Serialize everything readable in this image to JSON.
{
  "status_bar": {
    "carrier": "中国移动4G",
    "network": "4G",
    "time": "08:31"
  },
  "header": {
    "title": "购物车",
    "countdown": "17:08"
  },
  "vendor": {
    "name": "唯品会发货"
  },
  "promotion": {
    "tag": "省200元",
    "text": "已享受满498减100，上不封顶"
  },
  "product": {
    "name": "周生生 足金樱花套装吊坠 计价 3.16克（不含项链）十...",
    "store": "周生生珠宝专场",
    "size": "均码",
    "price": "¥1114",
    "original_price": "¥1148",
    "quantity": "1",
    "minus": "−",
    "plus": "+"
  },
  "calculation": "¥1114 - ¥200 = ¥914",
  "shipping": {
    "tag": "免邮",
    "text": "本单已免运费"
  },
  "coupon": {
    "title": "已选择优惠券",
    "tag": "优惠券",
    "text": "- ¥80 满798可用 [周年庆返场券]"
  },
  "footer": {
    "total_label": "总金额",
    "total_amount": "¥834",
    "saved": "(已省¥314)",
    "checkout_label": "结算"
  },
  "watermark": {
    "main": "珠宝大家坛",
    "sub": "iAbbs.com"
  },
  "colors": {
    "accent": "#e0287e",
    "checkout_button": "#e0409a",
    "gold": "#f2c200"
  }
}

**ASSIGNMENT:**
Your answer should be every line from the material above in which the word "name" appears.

**FINAL ANSWER:**
    "name": "唯品会发货"
    "name": "周生生 足金樱花套装吊坠 计价 3.16克（不含项链）十...",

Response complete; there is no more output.